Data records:
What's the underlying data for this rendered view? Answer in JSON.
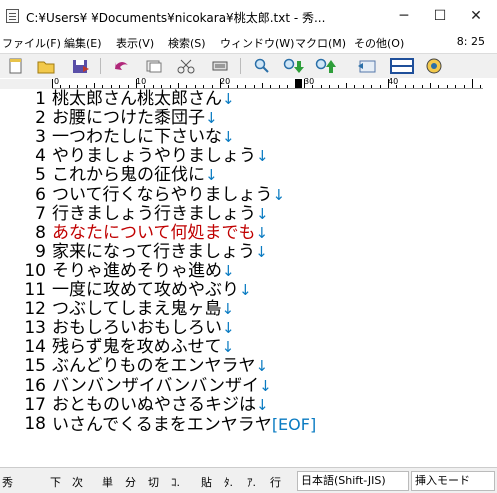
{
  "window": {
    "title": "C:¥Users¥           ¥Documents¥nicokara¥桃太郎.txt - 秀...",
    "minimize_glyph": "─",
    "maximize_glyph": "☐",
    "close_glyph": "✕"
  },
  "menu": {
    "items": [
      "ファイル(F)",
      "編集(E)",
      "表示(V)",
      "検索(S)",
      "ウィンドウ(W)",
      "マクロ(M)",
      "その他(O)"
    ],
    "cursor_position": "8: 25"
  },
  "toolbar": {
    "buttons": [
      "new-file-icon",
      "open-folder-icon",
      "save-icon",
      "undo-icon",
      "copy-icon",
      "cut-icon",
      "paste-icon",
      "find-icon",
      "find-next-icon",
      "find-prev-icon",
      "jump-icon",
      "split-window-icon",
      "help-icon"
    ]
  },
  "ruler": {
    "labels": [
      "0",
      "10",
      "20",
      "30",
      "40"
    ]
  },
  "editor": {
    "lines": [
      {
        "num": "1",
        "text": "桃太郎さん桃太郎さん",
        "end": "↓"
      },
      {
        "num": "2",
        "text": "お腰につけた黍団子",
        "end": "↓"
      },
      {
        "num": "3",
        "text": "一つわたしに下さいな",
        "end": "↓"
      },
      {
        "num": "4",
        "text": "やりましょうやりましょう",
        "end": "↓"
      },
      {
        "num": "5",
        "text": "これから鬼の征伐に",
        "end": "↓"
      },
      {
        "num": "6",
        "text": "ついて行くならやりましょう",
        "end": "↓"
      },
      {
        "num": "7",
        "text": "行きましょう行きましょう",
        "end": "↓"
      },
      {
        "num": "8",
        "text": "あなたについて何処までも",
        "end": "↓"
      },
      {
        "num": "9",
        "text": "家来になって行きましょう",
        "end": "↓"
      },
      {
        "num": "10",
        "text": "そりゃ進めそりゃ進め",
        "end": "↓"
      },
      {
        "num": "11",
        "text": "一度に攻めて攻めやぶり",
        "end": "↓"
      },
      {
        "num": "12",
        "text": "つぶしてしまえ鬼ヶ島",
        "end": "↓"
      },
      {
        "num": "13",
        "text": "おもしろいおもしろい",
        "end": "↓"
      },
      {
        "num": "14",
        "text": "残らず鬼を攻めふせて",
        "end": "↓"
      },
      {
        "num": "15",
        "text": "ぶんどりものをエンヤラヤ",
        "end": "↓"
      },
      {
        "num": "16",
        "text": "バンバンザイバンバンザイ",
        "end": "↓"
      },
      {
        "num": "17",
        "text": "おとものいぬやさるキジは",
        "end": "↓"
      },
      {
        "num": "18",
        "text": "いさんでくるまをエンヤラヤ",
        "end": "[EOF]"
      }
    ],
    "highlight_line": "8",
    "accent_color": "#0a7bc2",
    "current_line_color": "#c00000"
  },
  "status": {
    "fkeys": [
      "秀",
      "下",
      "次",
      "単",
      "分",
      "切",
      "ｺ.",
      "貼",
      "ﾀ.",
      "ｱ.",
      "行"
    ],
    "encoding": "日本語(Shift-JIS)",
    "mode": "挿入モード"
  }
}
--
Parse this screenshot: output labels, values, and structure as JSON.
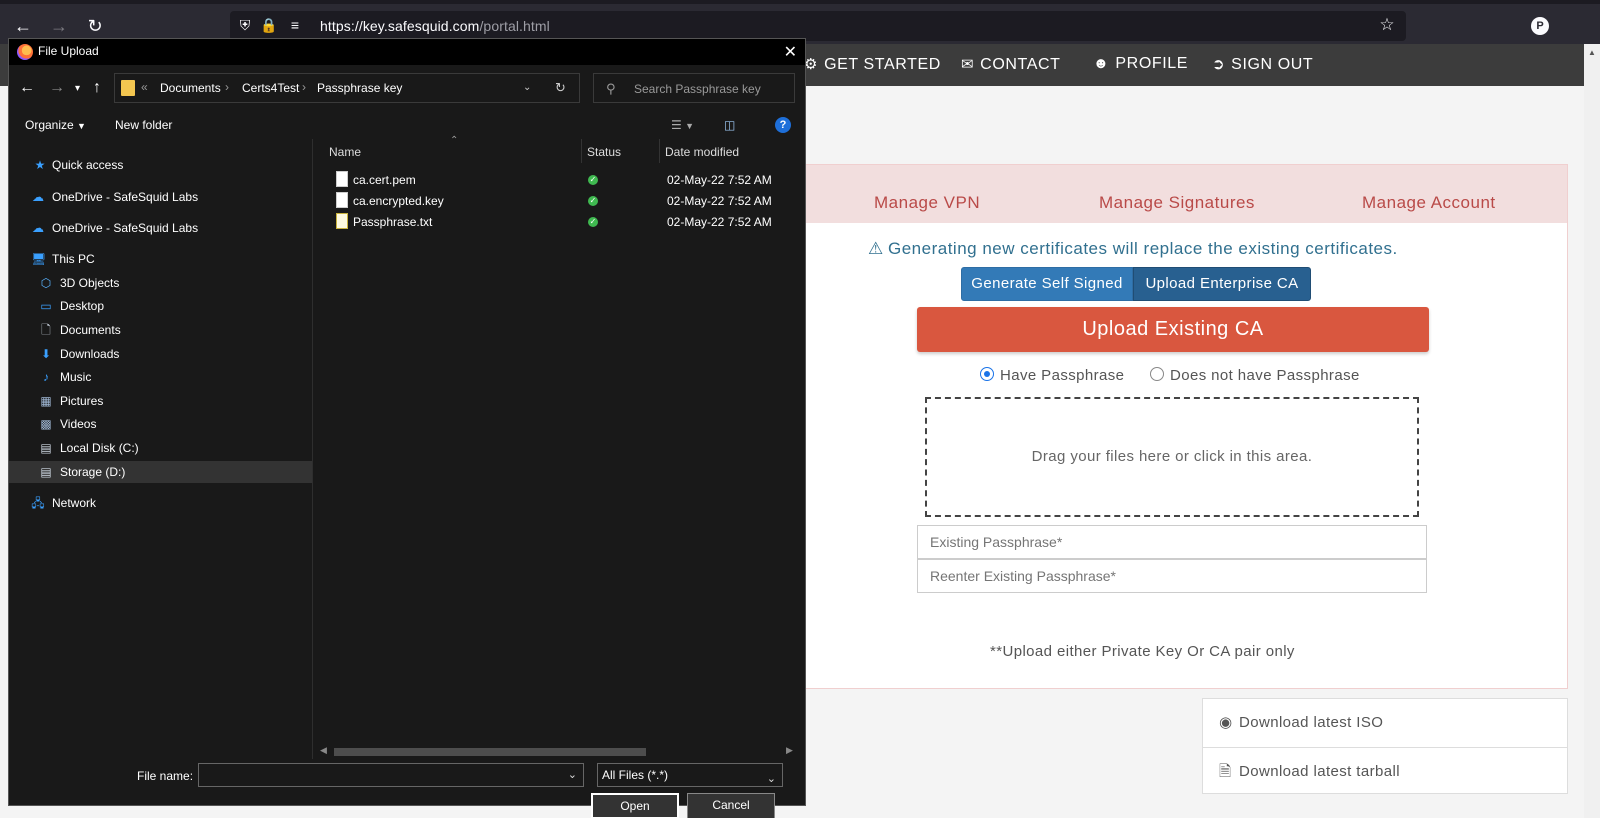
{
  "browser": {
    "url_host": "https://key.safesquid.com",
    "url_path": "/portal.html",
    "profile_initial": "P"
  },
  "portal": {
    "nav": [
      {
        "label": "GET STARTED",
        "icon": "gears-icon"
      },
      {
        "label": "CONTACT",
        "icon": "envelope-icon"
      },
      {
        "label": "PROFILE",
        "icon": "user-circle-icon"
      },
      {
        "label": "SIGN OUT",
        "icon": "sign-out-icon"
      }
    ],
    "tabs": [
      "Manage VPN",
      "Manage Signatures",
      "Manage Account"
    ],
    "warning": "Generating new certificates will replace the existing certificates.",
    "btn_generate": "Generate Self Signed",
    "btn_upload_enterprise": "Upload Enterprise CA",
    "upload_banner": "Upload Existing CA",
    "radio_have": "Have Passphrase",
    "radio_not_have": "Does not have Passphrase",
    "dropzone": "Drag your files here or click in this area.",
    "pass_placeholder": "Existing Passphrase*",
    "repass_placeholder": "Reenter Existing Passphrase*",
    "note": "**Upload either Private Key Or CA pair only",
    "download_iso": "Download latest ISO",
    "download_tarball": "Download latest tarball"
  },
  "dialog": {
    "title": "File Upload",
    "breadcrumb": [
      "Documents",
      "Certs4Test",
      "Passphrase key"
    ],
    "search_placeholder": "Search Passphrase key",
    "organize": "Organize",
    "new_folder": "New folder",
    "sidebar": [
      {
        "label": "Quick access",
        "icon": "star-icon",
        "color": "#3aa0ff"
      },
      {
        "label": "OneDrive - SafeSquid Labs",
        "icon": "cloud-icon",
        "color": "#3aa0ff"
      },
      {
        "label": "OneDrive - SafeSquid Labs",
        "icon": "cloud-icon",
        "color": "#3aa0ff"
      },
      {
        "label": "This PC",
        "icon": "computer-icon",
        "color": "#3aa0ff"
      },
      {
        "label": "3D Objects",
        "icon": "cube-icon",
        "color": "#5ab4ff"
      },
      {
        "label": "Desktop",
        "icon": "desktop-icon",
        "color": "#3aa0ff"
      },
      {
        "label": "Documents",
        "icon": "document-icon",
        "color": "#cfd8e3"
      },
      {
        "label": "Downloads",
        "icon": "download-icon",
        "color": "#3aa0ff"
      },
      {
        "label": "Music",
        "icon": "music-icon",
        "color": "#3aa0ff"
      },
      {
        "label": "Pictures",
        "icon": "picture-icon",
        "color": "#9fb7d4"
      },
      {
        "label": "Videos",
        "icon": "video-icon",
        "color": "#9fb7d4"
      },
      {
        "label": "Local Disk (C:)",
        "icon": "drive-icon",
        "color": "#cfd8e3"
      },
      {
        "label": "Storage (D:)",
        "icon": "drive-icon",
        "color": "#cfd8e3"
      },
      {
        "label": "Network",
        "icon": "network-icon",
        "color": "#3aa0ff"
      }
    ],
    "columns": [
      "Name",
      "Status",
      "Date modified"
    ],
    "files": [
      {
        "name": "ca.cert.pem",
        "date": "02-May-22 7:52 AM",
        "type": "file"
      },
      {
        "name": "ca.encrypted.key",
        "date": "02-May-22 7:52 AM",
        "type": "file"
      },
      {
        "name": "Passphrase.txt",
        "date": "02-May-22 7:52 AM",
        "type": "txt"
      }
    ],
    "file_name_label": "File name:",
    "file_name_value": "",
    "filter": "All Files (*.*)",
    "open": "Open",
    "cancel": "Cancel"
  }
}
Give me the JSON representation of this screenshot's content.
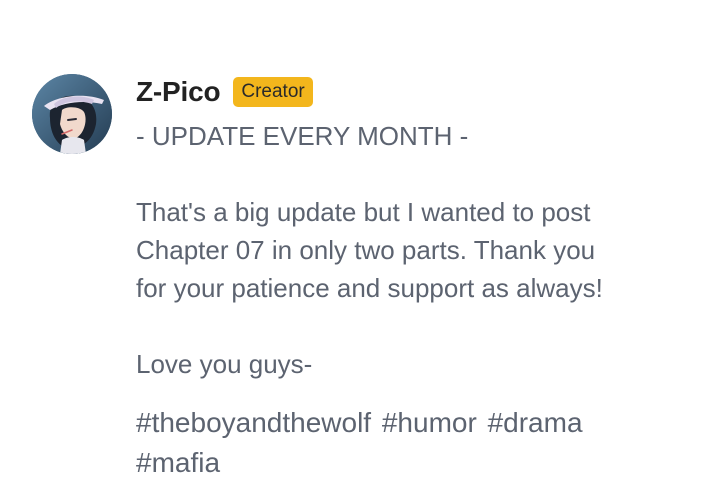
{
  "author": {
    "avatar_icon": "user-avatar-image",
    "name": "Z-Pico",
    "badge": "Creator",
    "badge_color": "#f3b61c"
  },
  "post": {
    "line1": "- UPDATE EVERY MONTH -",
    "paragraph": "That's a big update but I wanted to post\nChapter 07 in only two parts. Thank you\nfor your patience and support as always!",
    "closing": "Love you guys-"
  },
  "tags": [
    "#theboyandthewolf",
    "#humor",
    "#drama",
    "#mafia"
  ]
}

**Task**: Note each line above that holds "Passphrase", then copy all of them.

**Problem solution**:
    "radio_have": "Have Passphrase",
    "radio_not_have": "Does not have Passphrase",
    "pass_placeholder": "Existing Passphrase*",
    "repass_placeholder": "Reenter Existing Passphrase*",
      "Passphrase key"
    "search_placeholder": "Search Passphrase key",
        "name": "Passphrase.txt",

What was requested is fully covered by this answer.